Work order = Find the word "object" in the records and copy every line where it occurs.

####################

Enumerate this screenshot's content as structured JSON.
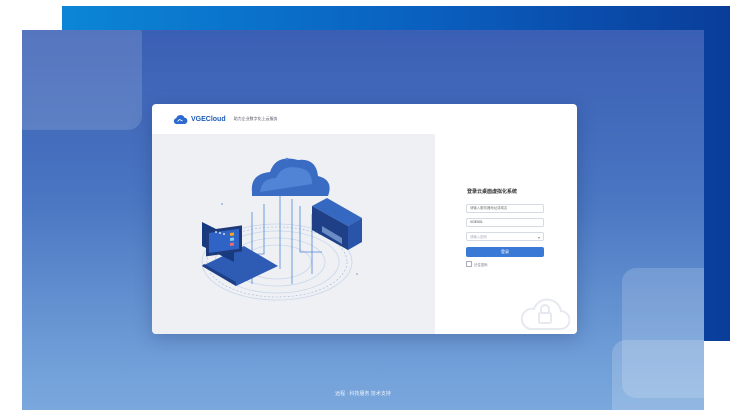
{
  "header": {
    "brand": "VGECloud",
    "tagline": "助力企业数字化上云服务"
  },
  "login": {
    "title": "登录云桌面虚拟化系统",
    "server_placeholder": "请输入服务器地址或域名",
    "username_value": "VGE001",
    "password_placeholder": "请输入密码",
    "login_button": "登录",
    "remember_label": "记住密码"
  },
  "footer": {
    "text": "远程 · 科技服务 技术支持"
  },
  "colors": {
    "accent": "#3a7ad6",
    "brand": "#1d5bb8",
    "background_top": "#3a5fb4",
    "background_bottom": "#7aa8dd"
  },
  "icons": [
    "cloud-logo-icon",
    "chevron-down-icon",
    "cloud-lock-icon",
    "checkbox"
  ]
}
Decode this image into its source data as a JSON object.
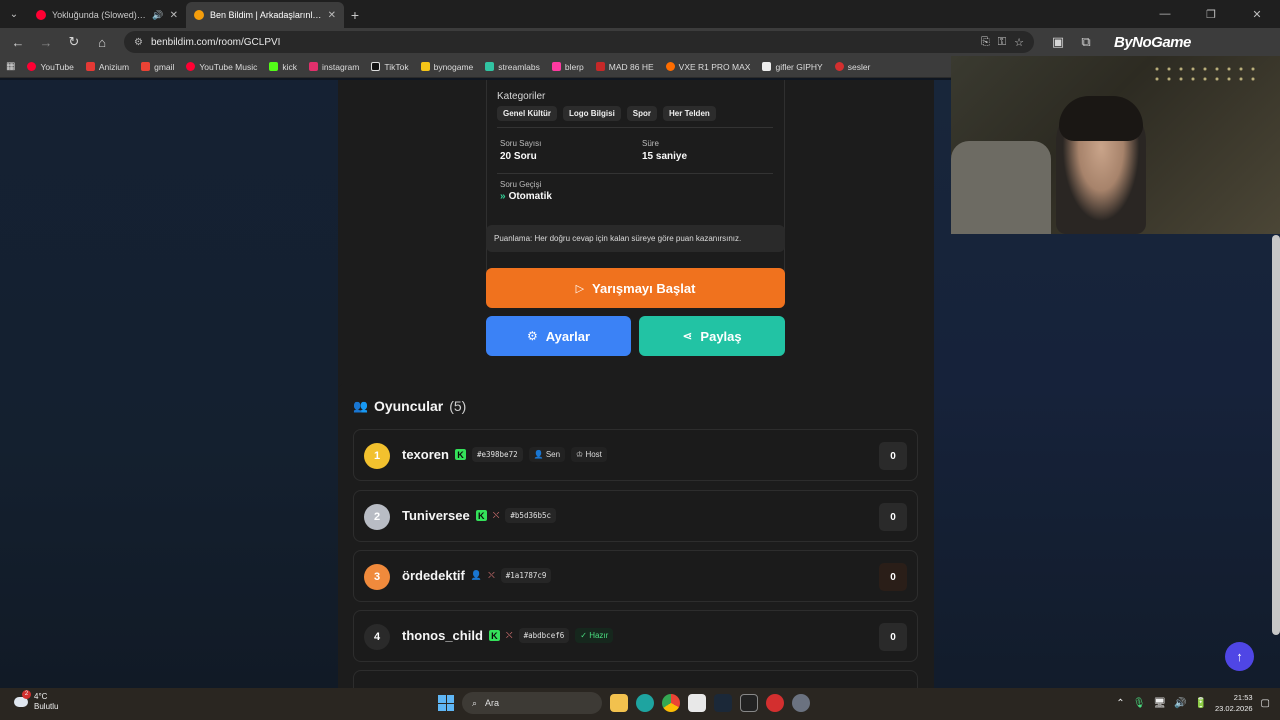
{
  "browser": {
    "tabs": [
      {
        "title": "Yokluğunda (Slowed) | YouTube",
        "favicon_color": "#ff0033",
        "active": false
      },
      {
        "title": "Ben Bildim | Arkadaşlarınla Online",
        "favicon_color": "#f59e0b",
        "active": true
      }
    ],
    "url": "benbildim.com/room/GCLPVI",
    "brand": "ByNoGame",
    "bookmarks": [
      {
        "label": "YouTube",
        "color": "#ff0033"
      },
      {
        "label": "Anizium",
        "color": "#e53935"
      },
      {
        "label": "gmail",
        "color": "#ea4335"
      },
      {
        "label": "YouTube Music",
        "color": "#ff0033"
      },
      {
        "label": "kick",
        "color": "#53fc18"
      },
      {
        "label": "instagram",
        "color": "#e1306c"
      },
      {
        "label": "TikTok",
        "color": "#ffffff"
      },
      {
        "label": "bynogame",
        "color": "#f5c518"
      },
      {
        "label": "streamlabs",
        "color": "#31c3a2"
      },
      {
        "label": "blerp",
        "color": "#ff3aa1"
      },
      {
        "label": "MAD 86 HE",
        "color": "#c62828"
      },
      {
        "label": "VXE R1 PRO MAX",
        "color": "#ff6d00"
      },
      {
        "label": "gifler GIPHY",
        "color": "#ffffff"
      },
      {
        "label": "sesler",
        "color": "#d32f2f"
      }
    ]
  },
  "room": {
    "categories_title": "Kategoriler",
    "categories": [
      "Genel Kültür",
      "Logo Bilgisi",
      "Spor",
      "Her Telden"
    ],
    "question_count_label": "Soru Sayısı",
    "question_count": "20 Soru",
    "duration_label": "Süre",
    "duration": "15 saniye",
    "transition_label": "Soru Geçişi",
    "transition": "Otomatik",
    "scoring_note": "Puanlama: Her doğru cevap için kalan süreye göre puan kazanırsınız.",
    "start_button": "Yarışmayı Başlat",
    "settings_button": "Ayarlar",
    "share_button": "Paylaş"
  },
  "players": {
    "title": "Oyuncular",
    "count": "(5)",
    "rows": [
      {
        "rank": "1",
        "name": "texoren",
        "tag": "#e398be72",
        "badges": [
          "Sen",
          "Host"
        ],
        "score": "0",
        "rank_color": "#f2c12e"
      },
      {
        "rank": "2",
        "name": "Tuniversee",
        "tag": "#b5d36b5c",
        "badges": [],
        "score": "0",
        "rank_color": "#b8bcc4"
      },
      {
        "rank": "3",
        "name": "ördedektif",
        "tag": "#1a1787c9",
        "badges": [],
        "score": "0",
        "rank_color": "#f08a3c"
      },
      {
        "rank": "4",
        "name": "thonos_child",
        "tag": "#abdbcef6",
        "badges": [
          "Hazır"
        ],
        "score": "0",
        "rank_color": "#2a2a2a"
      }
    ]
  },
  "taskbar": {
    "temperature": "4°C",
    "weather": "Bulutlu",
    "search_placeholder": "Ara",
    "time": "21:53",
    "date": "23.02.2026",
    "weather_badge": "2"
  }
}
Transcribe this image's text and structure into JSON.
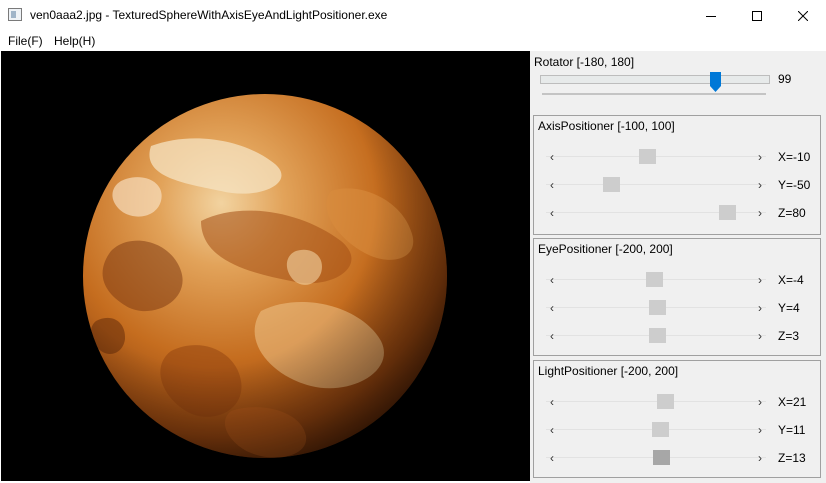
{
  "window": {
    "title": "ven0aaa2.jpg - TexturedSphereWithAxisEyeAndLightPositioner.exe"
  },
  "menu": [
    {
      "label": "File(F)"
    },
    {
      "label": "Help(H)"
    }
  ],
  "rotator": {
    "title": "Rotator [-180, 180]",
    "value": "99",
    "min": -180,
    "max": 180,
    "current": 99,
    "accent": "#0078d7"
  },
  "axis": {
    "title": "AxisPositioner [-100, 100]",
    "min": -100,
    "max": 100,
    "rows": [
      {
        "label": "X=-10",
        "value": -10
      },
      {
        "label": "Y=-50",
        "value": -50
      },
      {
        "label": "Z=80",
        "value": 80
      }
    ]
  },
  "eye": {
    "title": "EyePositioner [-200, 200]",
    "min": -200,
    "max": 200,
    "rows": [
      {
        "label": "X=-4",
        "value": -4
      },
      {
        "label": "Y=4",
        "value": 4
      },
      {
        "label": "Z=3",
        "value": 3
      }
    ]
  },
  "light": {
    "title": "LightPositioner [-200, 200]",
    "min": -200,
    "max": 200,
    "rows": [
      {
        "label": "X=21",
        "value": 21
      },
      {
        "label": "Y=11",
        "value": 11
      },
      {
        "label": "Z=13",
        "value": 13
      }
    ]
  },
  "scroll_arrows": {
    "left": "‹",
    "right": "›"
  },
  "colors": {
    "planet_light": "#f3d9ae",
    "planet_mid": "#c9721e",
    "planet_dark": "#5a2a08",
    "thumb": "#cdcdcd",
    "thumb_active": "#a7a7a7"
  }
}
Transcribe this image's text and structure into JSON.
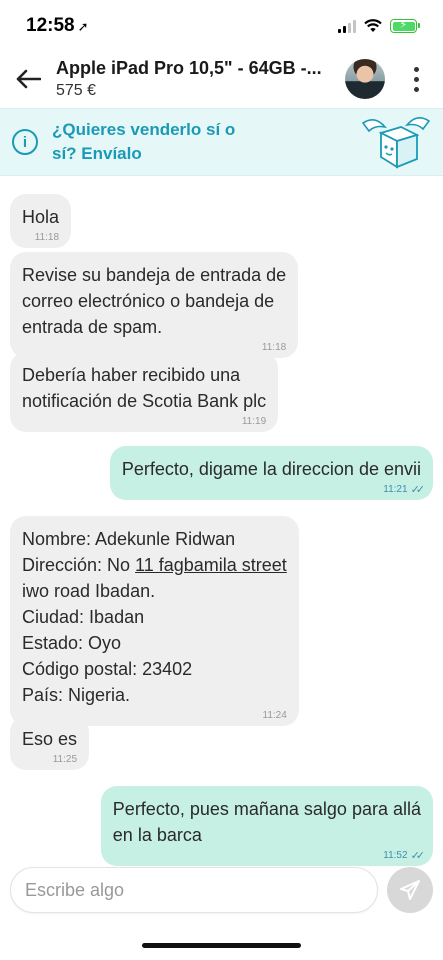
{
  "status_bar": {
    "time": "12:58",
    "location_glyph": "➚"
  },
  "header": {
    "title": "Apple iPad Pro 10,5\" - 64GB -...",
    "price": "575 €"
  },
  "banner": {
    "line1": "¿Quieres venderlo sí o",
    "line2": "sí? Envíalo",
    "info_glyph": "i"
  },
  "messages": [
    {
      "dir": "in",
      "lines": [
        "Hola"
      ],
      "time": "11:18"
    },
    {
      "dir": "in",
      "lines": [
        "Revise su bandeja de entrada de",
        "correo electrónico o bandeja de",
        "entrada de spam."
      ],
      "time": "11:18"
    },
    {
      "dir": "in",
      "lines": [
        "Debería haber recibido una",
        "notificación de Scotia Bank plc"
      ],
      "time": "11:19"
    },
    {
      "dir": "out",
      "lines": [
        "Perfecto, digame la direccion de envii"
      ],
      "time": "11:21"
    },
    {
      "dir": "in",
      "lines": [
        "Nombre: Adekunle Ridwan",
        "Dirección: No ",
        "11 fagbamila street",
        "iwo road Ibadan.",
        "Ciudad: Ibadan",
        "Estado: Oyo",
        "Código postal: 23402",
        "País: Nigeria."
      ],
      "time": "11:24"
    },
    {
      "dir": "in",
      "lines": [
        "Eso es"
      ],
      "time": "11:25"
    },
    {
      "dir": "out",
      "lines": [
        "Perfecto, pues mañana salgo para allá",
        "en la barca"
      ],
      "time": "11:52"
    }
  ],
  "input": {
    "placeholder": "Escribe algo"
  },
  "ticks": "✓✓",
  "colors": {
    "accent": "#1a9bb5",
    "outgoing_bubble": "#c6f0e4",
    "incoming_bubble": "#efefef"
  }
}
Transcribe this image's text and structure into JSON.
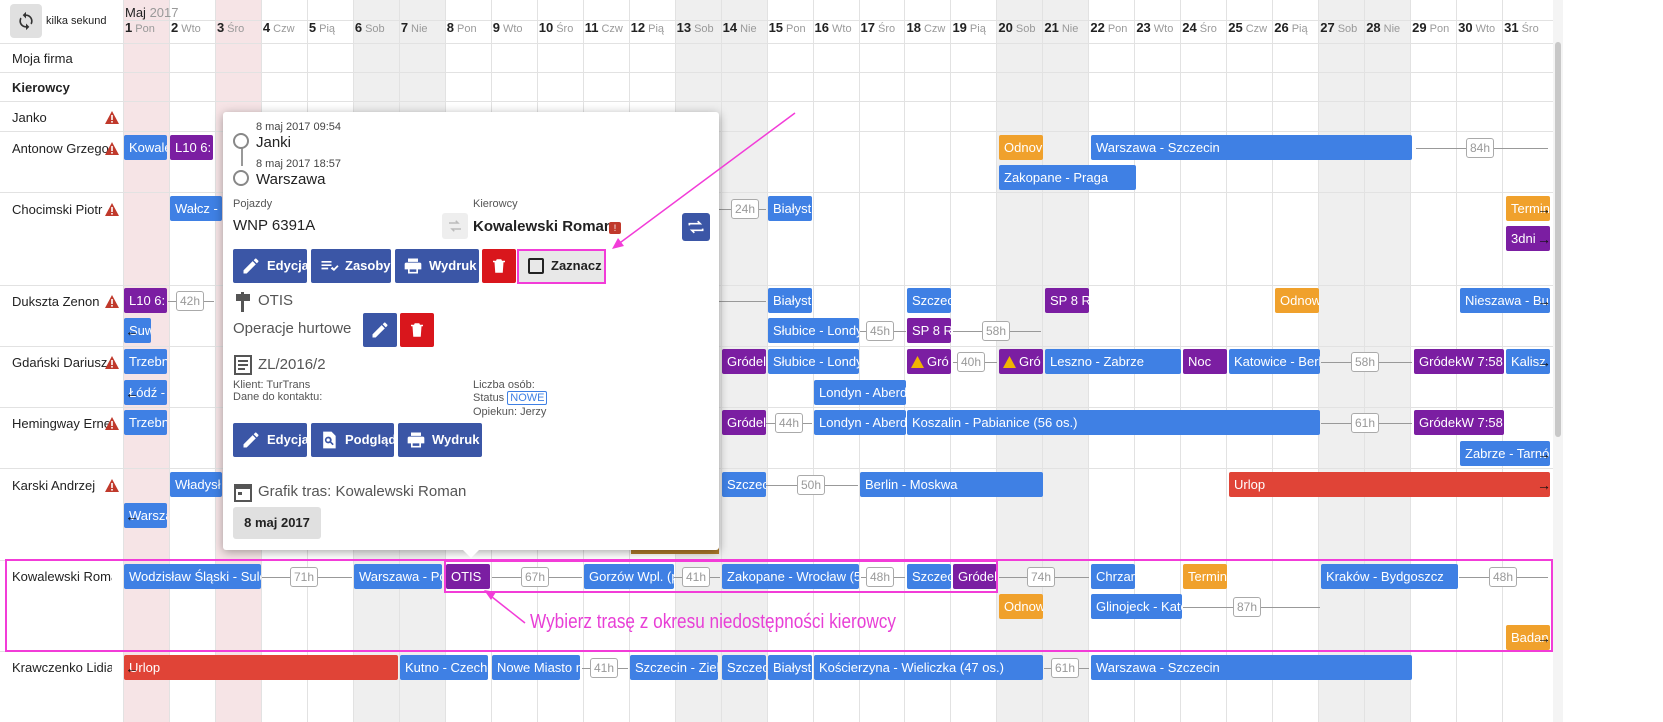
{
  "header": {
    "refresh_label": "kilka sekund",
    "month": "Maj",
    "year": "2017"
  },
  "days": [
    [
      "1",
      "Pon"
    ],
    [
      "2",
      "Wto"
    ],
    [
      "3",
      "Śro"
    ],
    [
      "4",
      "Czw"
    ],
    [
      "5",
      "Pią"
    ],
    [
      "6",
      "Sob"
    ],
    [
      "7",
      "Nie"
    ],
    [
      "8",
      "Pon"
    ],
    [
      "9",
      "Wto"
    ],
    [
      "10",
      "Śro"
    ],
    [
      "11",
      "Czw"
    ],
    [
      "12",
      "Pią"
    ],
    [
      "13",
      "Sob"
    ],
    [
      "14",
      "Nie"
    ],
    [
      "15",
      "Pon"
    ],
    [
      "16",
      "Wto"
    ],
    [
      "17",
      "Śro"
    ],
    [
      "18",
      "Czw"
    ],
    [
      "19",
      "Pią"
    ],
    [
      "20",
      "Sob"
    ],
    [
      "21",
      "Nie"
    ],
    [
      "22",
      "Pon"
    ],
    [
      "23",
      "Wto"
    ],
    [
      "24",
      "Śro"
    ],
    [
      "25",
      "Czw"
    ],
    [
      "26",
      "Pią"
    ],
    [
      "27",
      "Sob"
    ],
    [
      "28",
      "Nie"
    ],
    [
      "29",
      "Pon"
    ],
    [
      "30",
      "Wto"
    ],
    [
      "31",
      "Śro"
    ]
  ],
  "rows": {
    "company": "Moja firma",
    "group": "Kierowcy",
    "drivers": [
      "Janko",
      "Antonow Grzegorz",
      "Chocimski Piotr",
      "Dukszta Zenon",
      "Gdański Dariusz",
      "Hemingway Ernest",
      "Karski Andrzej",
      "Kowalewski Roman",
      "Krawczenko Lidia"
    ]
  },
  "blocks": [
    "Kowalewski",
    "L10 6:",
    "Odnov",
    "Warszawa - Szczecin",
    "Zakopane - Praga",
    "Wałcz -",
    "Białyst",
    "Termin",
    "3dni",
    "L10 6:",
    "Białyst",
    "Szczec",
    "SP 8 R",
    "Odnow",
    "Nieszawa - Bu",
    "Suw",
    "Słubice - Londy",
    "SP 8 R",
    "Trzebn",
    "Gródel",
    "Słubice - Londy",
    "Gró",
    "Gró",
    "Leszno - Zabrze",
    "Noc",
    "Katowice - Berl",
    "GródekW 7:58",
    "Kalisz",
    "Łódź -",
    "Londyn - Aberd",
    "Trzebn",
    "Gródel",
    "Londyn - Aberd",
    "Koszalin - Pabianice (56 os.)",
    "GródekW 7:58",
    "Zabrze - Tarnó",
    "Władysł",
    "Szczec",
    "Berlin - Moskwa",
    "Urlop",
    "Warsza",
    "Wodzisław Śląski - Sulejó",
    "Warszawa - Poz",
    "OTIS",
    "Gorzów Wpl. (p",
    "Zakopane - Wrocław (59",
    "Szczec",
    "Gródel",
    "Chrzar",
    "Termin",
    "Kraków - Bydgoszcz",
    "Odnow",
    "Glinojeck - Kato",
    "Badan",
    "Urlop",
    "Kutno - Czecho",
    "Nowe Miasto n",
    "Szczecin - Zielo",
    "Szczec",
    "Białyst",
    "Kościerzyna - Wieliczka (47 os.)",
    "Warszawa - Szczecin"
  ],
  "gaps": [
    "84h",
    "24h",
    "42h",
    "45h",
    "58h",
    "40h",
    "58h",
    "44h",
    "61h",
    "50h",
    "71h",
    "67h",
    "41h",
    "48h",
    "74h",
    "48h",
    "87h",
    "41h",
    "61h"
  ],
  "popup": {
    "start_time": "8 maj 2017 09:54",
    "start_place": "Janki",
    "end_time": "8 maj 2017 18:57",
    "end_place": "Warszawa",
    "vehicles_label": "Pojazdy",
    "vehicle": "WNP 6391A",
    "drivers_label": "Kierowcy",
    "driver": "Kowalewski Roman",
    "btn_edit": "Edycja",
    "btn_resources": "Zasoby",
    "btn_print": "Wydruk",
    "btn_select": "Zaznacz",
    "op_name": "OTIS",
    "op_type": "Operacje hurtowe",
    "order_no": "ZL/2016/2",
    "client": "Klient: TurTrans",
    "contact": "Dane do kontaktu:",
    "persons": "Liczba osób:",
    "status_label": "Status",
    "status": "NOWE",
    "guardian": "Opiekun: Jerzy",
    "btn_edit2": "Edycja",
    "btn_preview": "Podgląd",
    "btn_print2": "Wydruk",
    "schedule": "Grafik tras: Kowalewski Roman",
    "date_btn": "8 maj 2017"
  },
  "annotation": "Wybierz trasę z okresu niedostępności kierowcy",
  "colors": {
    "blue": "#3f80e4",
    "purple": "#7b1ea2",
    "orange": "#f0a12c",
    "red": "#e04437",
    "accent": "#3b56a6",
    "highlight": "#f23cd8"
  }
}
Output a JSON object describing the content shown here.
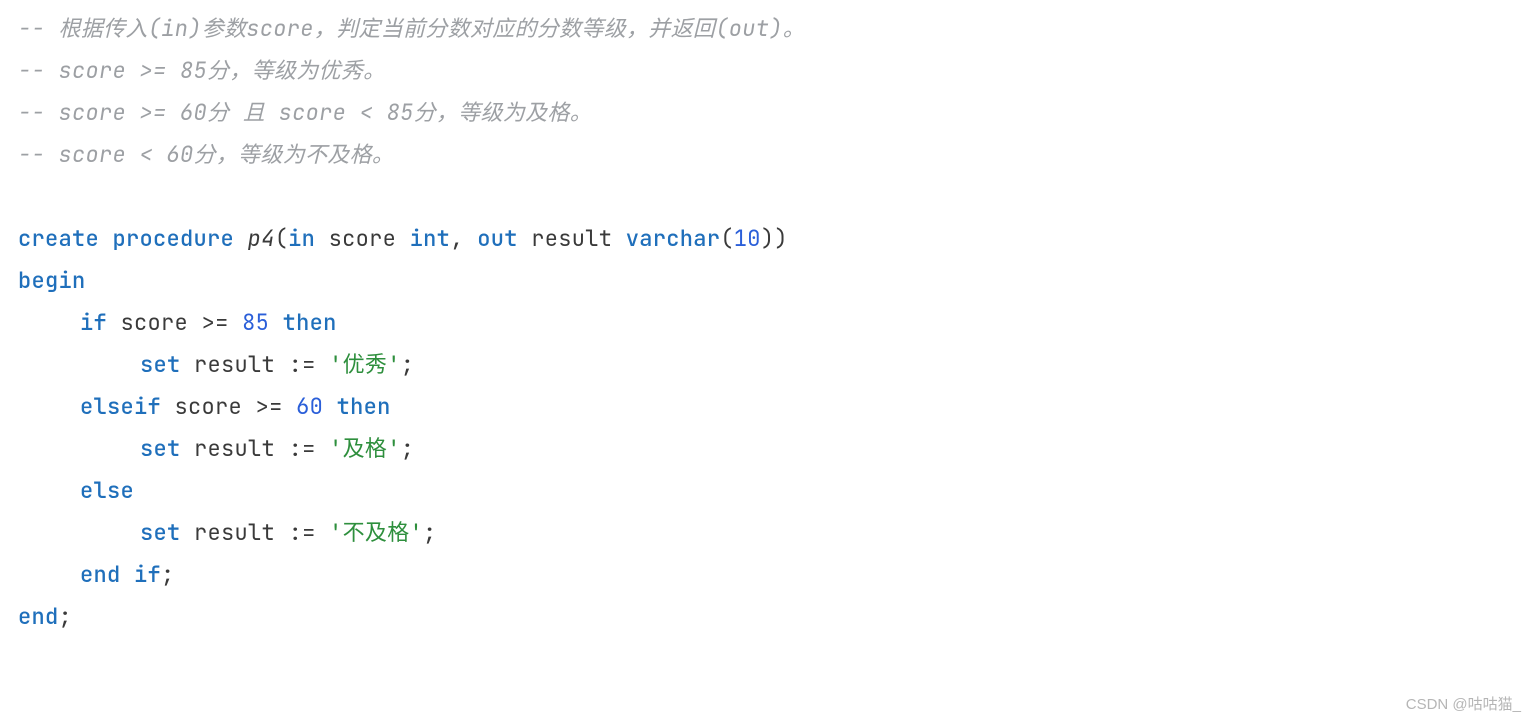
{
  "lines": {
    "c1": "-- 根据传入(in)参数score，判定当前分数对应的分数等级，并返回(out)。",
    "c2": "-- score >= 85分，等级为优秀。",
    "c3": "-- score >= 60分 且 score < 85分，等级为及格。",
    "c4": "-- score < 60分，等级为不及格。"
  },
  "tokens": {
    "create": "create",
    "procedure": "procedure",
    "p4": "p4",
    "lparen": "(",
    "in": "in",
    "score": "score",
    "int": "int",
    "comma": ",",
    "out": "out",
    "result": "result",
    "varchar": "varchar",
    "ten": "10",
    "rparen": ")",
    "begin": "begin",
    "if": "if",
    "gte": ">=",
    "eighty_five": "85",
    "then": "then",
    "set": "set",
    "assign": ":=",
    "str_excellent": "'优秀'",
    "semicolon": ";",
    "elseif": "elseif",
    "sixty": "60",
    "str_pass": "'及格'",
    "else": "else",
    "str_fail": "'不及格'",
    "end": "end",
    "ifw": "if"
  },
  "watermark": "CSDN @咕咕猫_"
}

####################

Task result =
Decode this image into its source data as a JSON object.
Output a JSON object describing the content shown here.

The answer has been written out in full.